■ ASSIGNED TASK:
Across the entries below, how many lines include "Exchange"? Give the number and nothing else.

[Excerpts from an interface dataset]
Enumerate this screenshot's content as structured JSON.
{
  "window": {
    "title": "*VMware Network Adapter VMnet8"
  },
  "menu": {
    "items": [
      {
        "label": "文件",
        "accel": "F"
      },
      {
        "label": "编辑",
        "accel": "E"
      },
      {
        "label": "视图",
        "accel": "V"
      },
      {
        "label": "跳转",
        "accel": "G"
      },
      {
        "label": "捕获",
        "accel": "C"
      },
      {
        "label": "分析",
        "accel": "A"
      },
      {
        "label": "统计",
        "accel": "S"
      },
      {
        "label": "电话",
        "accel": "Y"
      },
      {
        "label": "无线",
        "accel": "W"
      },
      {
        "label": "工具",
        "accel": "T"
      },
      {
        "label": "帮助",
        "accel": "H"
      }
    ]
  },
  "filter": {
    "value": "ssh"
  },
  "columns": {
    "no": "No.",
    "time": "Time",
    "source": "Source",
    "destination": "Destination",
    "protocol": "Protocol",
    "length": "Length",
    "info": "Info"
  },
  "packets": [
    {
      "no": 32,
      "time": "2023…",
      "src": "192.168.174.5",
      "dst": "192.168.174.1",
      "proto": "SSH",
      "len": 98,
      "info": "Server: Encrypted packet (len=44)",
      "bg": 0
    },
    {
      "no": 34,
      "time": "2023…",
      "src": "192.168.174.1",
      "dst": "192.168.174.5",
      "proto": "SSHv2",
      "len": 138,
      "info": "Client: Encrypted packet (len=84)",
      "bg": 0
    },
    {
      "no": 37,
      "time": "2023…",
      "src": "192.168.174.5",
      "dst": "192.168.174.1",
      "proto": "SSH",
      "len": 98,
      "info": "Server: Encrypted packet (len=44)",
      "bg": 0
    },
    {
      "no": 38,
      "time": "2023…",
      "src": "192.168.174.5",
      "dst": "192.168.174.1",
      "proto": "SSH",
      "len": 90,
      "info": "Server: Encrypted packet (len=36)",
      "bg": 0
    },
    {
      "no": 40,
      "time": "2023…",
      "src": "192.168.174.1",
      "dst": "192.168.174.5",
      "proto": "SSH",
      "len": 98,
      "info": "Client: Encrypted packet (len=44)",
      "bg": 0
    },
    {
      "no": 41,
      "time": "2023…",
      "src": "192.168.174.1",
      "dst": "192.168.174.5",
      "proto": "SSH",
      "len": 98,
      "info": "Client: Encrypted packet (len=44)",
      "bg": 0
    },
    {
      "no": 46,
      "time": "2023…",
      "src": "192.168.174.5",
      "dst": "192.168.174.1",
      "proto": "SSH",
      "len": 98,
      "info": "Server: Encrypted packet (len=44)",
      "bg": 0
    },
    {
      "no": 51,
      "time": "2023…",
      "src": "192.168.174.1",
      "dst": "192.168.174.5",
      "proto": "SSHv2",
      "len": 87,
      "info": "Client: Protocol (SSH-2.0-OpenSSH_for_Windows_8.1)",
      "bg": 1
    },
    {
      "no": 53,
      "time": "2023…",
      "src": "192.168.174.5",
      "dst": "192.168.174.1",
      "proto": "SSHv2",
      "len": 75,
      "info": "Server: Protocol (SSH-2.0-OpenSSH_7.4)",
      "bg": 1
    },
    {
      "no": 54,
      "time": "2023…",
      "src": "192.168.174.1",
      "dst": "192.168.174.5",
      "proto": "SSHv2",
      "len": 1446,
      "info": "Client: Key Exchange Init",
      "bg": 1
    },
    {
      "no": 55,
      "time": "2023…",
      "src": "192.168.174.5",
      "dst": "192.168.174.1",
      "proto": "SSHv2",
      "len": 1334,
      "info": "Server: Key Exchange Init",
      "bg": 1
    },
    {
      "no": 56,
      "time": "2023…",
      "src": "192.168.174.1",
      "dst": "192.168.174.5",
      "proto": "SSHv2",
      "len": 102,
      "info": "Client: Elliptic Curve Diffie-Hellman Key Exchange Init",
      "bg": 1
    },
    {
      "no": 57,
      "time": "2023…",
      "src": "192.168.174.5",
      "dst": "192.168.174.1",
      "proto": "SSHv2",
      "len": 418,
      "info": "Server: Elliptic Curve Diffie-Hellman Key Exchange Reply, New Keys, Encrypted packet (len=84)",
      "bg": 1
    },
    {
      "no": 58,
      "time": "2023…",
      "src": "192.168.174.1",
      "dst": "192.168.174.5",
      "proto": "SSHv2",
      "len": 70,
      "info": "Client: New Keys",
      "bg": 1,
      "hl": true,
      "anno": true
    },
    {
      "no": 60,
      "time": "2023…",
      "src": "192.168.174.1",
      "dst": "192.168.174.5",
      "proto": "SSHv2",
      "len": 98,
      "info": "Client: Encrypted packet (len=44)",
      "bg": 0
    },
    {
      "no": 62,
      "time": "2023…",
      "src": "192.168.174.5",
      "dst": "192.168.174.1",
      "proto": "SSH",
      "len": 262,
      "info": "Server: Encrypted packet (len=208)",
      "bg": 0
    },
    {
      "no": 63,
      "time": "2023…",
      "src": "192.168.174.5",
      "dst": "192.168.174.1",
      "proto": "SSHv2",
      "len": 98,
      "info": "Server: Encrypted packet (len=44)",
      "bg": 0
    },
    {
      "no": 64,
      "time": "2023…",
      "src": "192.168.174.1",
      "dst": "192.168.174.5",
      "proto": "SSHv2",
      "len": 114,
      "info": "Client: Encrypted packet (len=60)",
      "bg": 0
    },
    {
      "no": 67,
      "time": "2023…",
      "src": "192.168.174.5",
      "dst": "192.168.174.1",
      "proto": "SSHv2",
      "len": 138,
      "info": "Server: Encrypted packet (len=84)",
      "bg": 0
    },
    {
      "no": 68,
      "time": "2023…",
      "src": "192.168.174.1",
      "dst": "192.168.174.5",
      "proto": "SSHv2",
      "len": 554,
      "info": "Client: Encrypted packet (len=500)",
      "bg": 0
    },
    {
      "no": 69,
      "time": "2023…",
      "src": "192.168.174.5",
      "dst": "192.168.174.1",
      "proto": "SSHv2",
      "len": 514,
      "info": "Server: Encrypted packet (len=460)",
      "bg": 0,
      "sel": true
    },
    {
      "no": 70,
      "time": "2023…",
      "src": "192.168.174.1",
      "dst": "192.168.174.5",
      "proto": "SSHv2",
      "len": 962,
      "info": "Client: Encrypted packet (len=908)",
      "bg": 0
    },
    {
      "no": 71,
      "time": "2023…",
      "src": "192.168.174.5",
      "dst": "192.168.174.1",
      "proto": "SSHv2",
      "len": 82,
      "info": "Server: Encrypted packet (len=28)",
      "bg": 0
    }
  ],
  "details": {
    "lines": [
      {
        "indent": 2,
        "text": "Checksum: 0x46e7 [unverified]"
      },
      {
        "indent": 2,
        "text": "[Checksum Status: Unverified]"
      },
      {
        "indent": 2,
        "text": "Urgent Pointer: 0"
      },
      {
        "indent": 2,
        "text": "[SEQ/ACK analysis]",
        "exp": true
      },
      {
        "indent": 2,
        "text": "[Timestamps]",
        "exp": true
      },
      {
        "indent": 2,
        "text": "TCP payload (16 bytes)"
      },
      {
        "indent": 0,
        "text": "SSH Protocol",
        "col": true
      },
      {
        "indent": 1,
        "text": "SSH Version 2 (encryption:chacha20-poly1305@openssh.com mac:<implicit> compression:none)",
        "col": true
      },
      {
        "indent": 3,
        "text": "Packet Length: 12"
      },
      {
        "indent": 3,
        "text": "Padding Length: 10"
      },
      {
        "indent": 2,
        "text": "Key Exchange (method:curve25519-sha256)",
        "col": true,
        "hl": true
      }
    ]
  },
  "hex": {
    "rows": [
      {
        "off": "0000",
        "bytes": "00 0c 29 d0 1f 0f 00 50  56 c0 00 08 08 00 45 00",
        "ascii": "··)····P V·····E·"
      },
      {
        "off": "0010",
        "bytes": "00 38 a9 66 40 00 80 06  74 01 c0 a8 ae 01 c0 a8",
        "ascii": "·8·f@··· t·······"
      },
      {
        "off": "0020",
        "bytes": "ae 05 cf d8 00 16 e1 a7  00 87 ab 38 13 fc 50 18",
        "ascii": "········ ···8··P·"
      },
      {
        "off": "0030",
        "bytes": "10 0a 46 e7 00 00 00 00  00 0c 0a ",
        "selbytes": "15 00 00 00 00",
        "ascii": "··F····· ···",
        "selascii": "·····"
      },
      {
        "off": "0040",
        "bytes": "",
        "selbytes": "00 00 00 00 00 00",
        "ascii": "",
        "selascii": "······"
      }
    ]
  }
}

■ TASK OUTPUT:
5